Plant care for dummies – Aglaonema
More famous as the Chinese Evergreen, Aglaonemas can very well be crowned the perfect houseplant.
Can thrive with minimal care. ✔
Needs very little water ✔
Can live happily in not so bright corners ✔
Purifies air ✔
Has vividly coloured foliage ✔
Has many varieties ✔
Can be grown in water ✔
With over 20 varieties of Aglaonema that are grown as house plants, you will be spoilt for choice. They range in colour from beautiful fresh greens to variegated silvers and stunningly rich dark pinks. Aglaonemas are a perfect fit for your bedrooms, modern living rooms, balconies, and even offices where direct light is an issue. They not only add colour and interest with their stunning variegations but live happily with even the newest of gardeners.

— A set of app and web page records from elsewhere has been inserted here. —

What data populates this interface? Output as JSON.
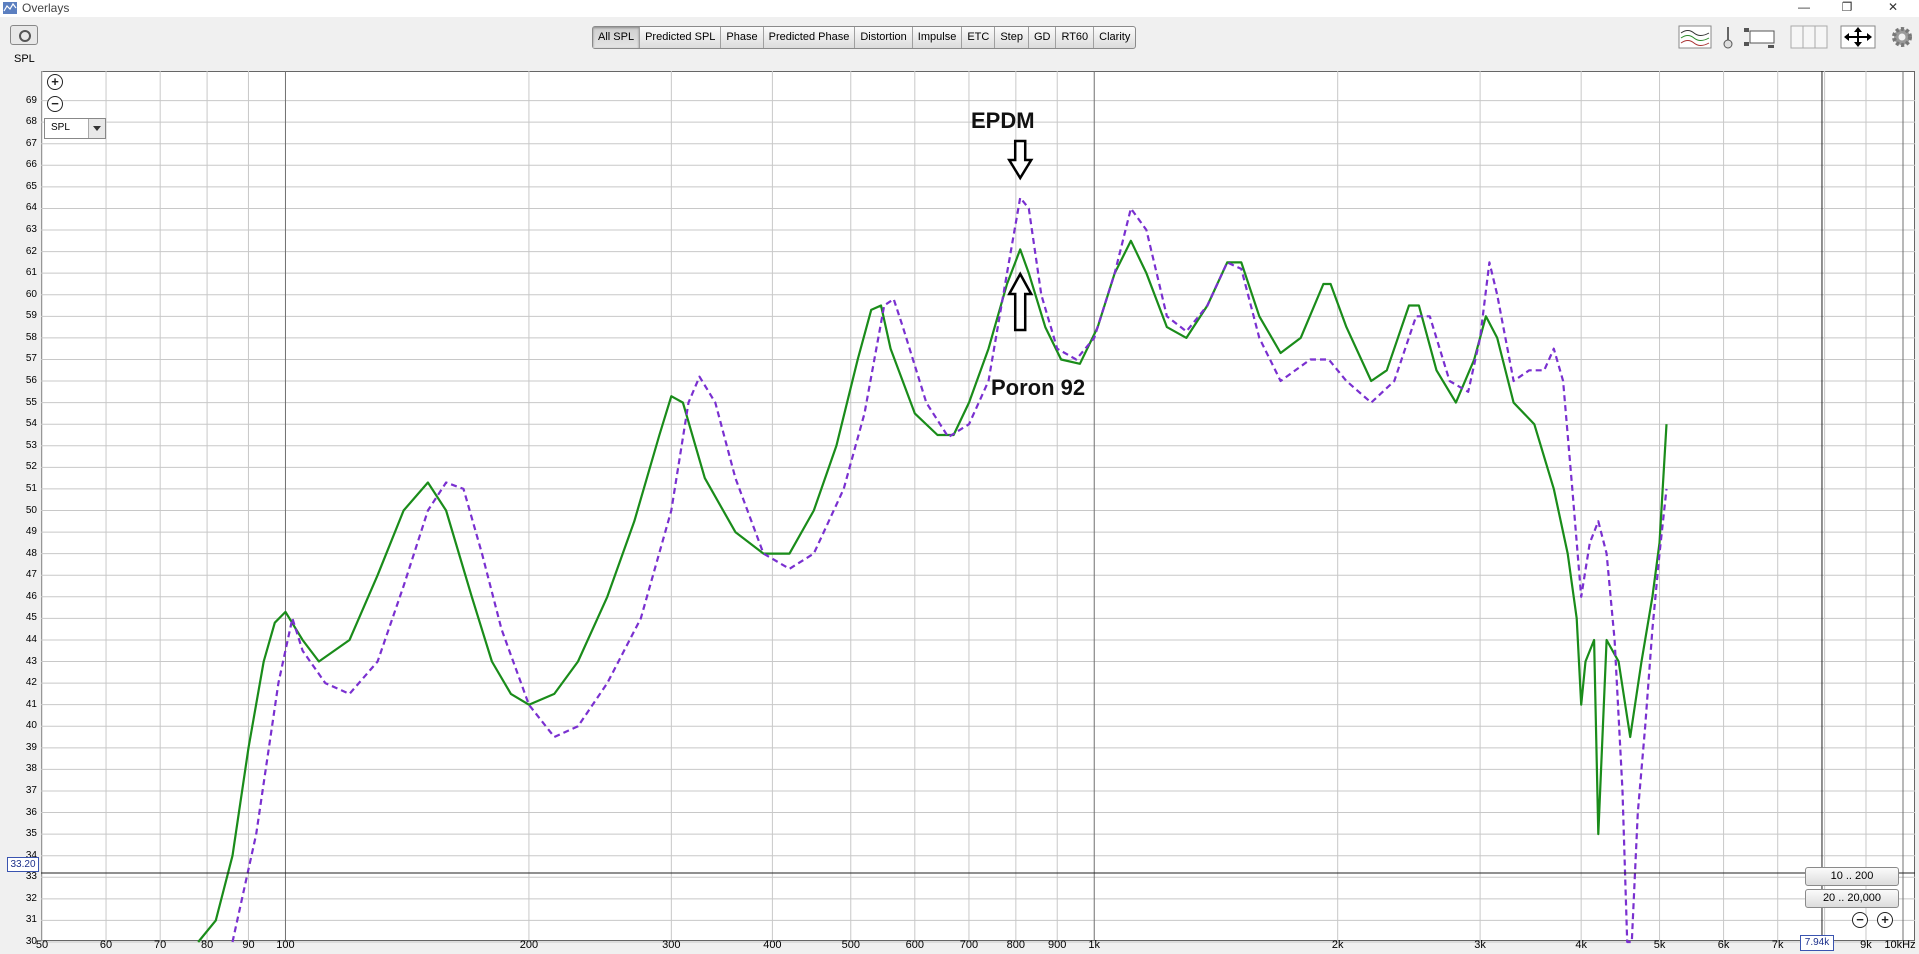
{
  "window": {
    "title": "Overlays",
    "buttons": [
      "—",
      "❐",
      "✕"
    ]
  },
  "toolbar": {
    "camera_icon": "camera-icon",
    "axis_label": "SPL",
    "tabs": [
      "All SPL",
      "Predicted SPL",
      "Phase",
      "Predicted Phase",
      "Distortion",
      "Impulse",
      "ETC",
      "Step",
      "GD",
      "RT60",
      "Clarity"
    ],
    "active_tab": "All SPL",
    "right_icons": [
      "trace-arrange-icon",
      "slider-icon",
      "legend-position-icon",
      "panel-layout-icon",
      "fit-view-icon",
      "settings-gear-icon"
    ]
  },
  "plot_controls": {
    "zoom_in": "+",
    "zoom_out": "−",
    "dropdown_value": "SPL"
  },
  "cursor": {
    "y_readout": "33.20",
    "x_readout": "7.94k",
    "y_value": 33.2,
    "x_value": 7940
  },
  "range_buttons": [
    "10 .. 200",
    "20 .. 20,000"
  ],
  "annotations": {
    "upper": "EPDM",
    "lower": "Poron 92"
  },
  "colors": {
    "green": "#1a8c1a",
    "purple": "#7a30d0",
    "grid": "#c8c8c8",
    "major_grid": "#707070"
  },
  "chart_data": {
    "type": "line",
    "xscale": "log",
    "xlim": [
      50,
      10000
    ],
    "ylim": [
      30,
      70
    ],
    "ylabel": "SPL",
    "grid": true,
    "y_ticks": [
      30,
      31,
      32,
      33,
      34,
      35,
      36,
      37,
      38,
      39,
      40,
      41,
      42,
      43,
      44,
      45,
      46,
      47,
      48,
      49,
      50,
      51,
      52,
      53,
      54,
      55,
      56,
      57,
      58,
      59,
      60,
      61,
      62,
      63,
      64,
      65,
      66,
      67,
      68,
      69
    ],
    "x_ticks": [
      {
        "v": 50,
        "label": "50"
      },
      {
        "v": 60,
        "label": "60"
      },
      {
        "v": 70,
        "label": "70"
      },
      {
        "v": 80,
        "label": "80"
      },
      {
        "v": 90,
        "label": "90"
      },
      {
        "v": 100,
        "label": "100"
      },
      {
        "v": 200,
        "label": "200"
      },
      {
        "v": 300,
        "label": "300"
      },
      {
        "v": 400,
        "label": "400"
      },
      {
        "v": 500,
        "label": "500"
      },
      {
        "v": 600,
        "label": "600"
      },
      {
        "v": 700,
        "label": "700"
      },
      {
        "v": 800,
        "label": "800"
      },
      {
        "v": 900,
        "label": "900"
      },
      {
        "v": 1000,
        "label": "1k"
      },
      {
        "v": 2000,
        "label": "2k"
      },
      {
        "v": 3000,
        "label": "3k"
      },
      {
        "v": 4000,
        "label": "4k"
      },
      {
        "v": 5000,
        "label": "5k"
      },
      {
        "v": 6000,
        "label": "6k"
      },
      {
        "v": 7000,
        "label": "7k"
      },
      {
        "v": 9000,
        "label": "9k"
      },
      {
        "v": 10000,
        "label": "10kHz"
      }
    ],
    "series": [
      {
        "color": "#1a8c1a",
        "style": "solid",
        "points": [
          [
            78,
            30
          ],
          [
            82,
            31
          ],
          [
            86,
            34
          ],
          [
            90,
            39
          ],
          [
            94,
            43
          ],
          [
            97,
            44.8
          ],
          [
            100,
            45.3
          ],
          [
            105,
            44
          ],
          [
            110,
            43
          ],
          [
            120,
            44
          ],
          [
            130,
            47
          ],
          [
            140,
            50
          ],
          [
            150,
            51.3
          ],
          [
            158,
            50
          ],
          [
            170,
            46
          ],
          [
            180,
            43
          ],
          [
            190,
            41.5
          ],
          [
            200,
            41
          ],
          [
            215,
            41.5
          ],
          [
            230,
            43
          ],
          [
            250,
            46
          ],
          [
            270,
            49.5
          ],
          [
            290,
            53.5
          ],
          [
            300,
            55.3
          ],
          [
            310,
            55
          ],
          [
            330,
            51.5
          ],
          [
            360,
            49
          ],
          [
            390,
            48
          ],
          [
            420,
            48
          ],
          [
            450,
            50
          ],
          [
            480,
            53
          ],
          [
            510,
            57
          ],
          [
            530,
            59.3
          ],
          [
            545,
            59.5
          ],
          [
            560,
            57.5
          ],
          [
            600,
            54.5
          ],
          [
            640,
            53.5
          ],
          [
            670,
            53.5
          ],
          [
            700,
            55
          ],
          [
            740,
            57.5
          ],
          [
            780,
            60.5
          ],
          [
            810,
            62.1
          ],
          [
            830,
            61
          ],
          [
            870,
            58.5
          ],
          [
            910,
            57
          ],
          [
            960,
            56.8
          ],
          [
            1010,
            58.5
          ],
          [
            1060,
            61
          ],
          [
            1110,
            62.5
          ],
          [
            1160,
            61
          ],
          [
            1230,
            58.5
          ],
          [
            1300,
            58
          ],
          [
            1380,
            59.5
          ],
          [
            1460,
            61.5
          ],
          [
            1520,
            61.5
          ],
          [
            1600,
            59
          ],
          [
            1700,
            57.3
          ],
          [
            1800,
            58
          ],
          [
            1920,
            60.5
          ],
          [
            1960,
            60.5
          ],
          [
            2050,
            58.5
          ],
          [
            2200,
            56
          ],
          [
            2300,
            56.5
          ],
          [
            2450,
            59.5
          ],
          [
            2520,
            59.5
          ],
          [
            2650,
            56.5
          ],
          [
            2800,
            55
          ],
          [
            2950,
            57
          ],
          [
            3050,
            59
          ],
          [
            3150,
            58
          ],
          [
            3300,
            55
          ],
          [
            3500,
            54
          ],
          [
            3700,
            51
          ],
          [
            3850,
            48
          ],
          [
            3950,
            45
          ],
          [
            4000,
            41
          ],
          [
            4050,
            43
          ],
          [
            4150,
            44
          ],
          [
            4200,
            35
          ],
          [
            4300,
            44
          ],
          [
            4450,
            43
          ],
          [
            4600,
            39.5
          ],
          [
            4750,
            43
          ],
          [
            4900,
            46
          ],
          [
            5000,
            48.5
          ],
          [
            5100,
            54
          ]
        ]
      },
      {
        "color": "#7a30d0",
        "style": "dashed",
        "points": [
          [
            86,
            30
          ],
          [
            92,
            35
          ],
          [
            98,
            42
          ],
          [
            102,
            45
          ],
          [
            105,
            43.5
          ],
          [
            112,
            42
          ],
          [
            120,
            41.5
          ],
          [
            130,
            43
          ],
          [
            140,
            46.5
          ],
          [
            150,
            50
          ],
          [
            158,
            51.3
          ],
          [
            166,
            51
          ],
          [
            175,
            48
          ],
          [
            185,
            44.5
          ],
          [
            200,
            41
          ],
          [
            215,
            39.5
          ],
          [
            230,
            40
          ],
          [
            250,
            42
          ],
          [
            275,
            45
          ],
          [
            300,
            50
          ],
          [
            315,
            55
          ],
          [
            325,
            56.2
          ],
          [
            340,
            55
          ],
          [
            360,
            51.5
          ],
          [
            390,
            48
          ],
          [
            420,
            47.3
          ],
          [
            450,
            48
          ],
          [
            490,
            51
          ],
          [
            520,
            54.5
          ],
          [
            550,
            59.5
          ],
          [
            565,
            59.8
          ],
          [
            580,
            58.5
          ],
          [
            620,
            55
          ],
          [
            660,
            53.4
          ],
          [
            700,
            54
          ],
          [
            740,
            56
          ],
          [
            780,
            61
          ],
          [
            810,
            64.5
          ],
          [
            830,
            64
          ],
          [
            860,
            60
          ],
          [
            900,
            57.5
          ],
          [
            950,
            57
          ],
          [
            1000,
            58
          ],
          [
            1060,
            61
          ],
          [
            1110,
            64
          ],
          [
            1160,
            63
          ],
          [
            1230,
            59
          ],
          [
            1300,
            58.3
          ],
          [
            1380,
            59.5
          ],
          [
            1460,
            61.5
          ],
          [
            1520,
            61.2
          ],
          [
            1600,
            58
          ],
          [
            1700,
            56
          ],
          [
            1850,
            57
          ],
          [
            1950,
            57
          ],
          [
            2050,
            56
          ],
          [
            2200,
            55
          ],
          [
            2350,
            56
          ],
          [
            2500,
            59
          ],
          [
            2600,
            59
          ],
          [
            2750,
            56
          ],
          [
            2900,
            55.5
          ],
          [
            3000,
            58
          ],
          [
            3080,
            61.5
          ],
          [
            3150,
            60
          ],
          [
            3300,
            56
          ],
          [
            3450,
            56.5
          ],
          [
            3600,
            56.5
          ],
          [
            3700,
            57.5
          ],
          [
            3800,
            56
          ],
          [
            3900,
            51
          ],
          [
            4000,
            46
          ],
          [
            4100,
            48.5
          ],
          [
            4200,
            49.5
          ],
          [
            4300,
            48
          ],
          [
            4400,
            44
          ],
          [
            4500,
            37
          ],
          [
            4560,
            30
          ],
          [
            4620,
            30
          ],
          [
            4700,
            36
          ],
          [
            4800,
            40
          ],
          [
            4900,
            44.5
          ],
          [
            5000,
            48
          ],
          [
            5100,
            51
          ]
        ]
      }
    ]
  }
}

The Chinese Evergreen is a simple plant to care for with simple needs and will live happily in most lighting and humidity conditions in a regular home. It has just one simple rule – the lighter the variegations, the more sunlight your aglaonema/Chinese evergreen will need. All varieties of the Chinese Evergreen have large, narrow, and glossy oval leaves on short stems. Although not famous for its flowers, they sometimes do have white peace lily like blooms from spring to summer.

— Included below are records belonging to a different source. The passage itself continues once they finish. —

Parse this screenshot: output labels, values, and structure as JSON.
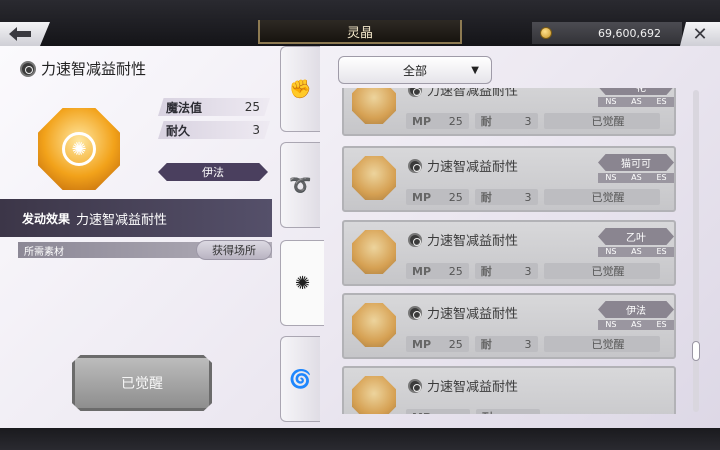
{
  "header": {
    "title": "灵晶",
    "currency_amount": "69,600,692",
    "back_icon": "back-arrow-icon",
    "close_icon": "close-x-icon"
  },
  "detail": {
    "name": "力速智减益耐性",
    "stats": [
      {
        "label": "魔法值",
        "value": "25"
      },
      {
        "label": "耐久",
        "value": "3"
      }
    ],
    "owner": "伊法",
    "effect_label": "发动效果",
    "effect_value": "力速智减益耐性",
    "materials_label": "所需素材",
    "obtain_label": "获得场所",
    "awaken_label": "已觉醒"
  },
  "tabs": [
    {
      "icon": "fist-icon",
      "glyph": "✊"
    },
    {
      "icon": "swirl-arrow-icon",
      "glyph": "➰"
    },
    {
      "icon": "spark-wheel-icon",
      "glyph": "✺"
    },
    {
      "icon": "wave-spiral-icon",
      "glyph": "🌀"
    }
  ],
  "filter": {
    "selected": "全部"
  },
  "list": {
    "items": [
      {
        "name": "力速智减益耐性",
        "owner": "一花",
        "flags": [
          "NS",
          "AS",
          "ES"
        ],
        "mp_label": "MP",
        "mp": "25",
        "dur_label": "耐",
        "dur": "3",
        "status": "已觉醒"
      },
      {
        "name": "力速智减益耐性",
        "owner": "猫可可",
        "flags": [
          "NS",
          "AS",
          "ES"
        ],
        "mp_label": "MP",
        "mp": "25",
        "dur_label": "耐",
        "dur": "3",
        "status": "已觉醒"
      },
      {
        "name": "力速智减益耐性",
        "owner": "乙叶",
        "flags": [
          "NS",
          "AS",
          "ES"
        ],
        "mp_label": "MP",
        "mp": "25",
        "dur_label": "耐",
        "dur": "3",
        "status": "已觉醒"
      },
      {
        "name": "力速智减益耐性",
        "owner": "伊法",
        "flags": [
          "NS",
          "AS",
          "ES"
        ],
        "mp_label": "MP",
        "mp": "25",
        "dur_label": "耐",
        "dur": "3",
        "status": "已觉醒"
      },
      {
        "name": "力速智减益耐性",
        "owner": "",
        "flags": [],
        "mp_label": "MP",
        "mp": "",
        "dur_label": "耐",
        "dur": "",
        "status": ""
      }
    ]
  }
}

Common name: Chinese evergreen
Botanical name: Aglaonema commutatum
Sunlight: Partial shade to Low light
Air: Well ventilated
Soil: Rich and well-draining
Water: When the top two inches of the soil is dry.
Fertilisers: Once every 3 weeks.
Issues: Rot due to overwatering. It does better with underwatering.
By nature, Aglaonemas show the best growth in well-lit locations such as an east or north facing windowsill. Bright, but indirect sunlight is optimal but it can live happily in low-light areas too, although the growth will slow down considerably. Make sure to not place your aglaonemas in full sun as it will lead to lea burn.
PS: As mentioned above, the lighter the variegations on your Aglaonema, brighter the light it will need.
The Aglaonema will do great in almost any corner of your home, from your shaded patios to your dimly lit bedrooms. If your aglaonema is smaller, place it on tabletops, shelves, or windowsills. The larger plants look good any in pedestal planters or floor planters. Their interestingly coloured foliage and ability to live in low-light areas make them a great fit for corners that have nothing much going on for them. Even if you are placing your Chinese evergreen in low light corners, sunning it weekly for a couple of hours gives them enough fuel to stay healthy and keep you happy.
Aglaonemas can live happily in both dry and moist conditions – but they hate being overwatered. The thick stems store water for emergency so make sure that while your aglaonema is watered regularly, you don’t overwater it, let the soil dry out in between watering. The plant does better with underwatering than overwatering, but don’t keep it dry for too long. Water your Aglaonema thoroughly till water comes out of the drainage hole and always empty the base plate. The watering requirement will change with the availability of light; more light means more water.
Feed your Aglaonema with a generic houseplant fertiliser every three to four weeks, diluted as instructed on the packaging. Make sure the fertilisers have the three major nutrients, nitrogen, phosphorous, and potassium. Ugaoo’s Plan-T-onic and NPK are great options for both root and foliar applications. Another great way to add nutrition to the soil is through monthly addition of vermicompost or any other organic compost.
Chinese Evergreens can be propagated by stem cutting and by dividing the plants. The plant grows pups around the mother plant that can be successfully separated once they are of a good size. The best season to propagate this plant is during summer when the weather is the warmest – aglaonemas favourite weather.
Potting and Repotting Aglaonema
Aglaonemas are slow growers and love to be root bound so repotting will not be a regular job. While repotting make sure to use a rich but well-draining medium and not select a plant much bigger than the current one. It is a soft stemmed plant so loosen the soil carefully without damaging the plant.
While not really susceptible to pests or diseases, the Chinese evergreen can sometimes get infected with scale, mealybugs, or spider mites due to infected plants around it. All these issues can be treated with an insecticide or neem oil.
Typically, its most common issues arises due to too much moisture that leads to root rot and fungal problems.
Some other issues with eh Chinese evergreen is
Aging: Time causes yellowing of older leaves and its just the lifecycle. Just remove the affected leaf.
Too much light: Direct sunlight causes leaf burn. Prune the burned leaves and move it out of direct light.
Cold drafts: The plant prefers warm, draft-free areas.
Underwatering: A long dry spell will dry out the leaves. Water the plants regularly and keep it in a well-lit spot to help recover.
Overwatering: Aglaonemas prefer being underwatered than overwatered. Let the top two inches of the soil dry before watering to prevent root rot.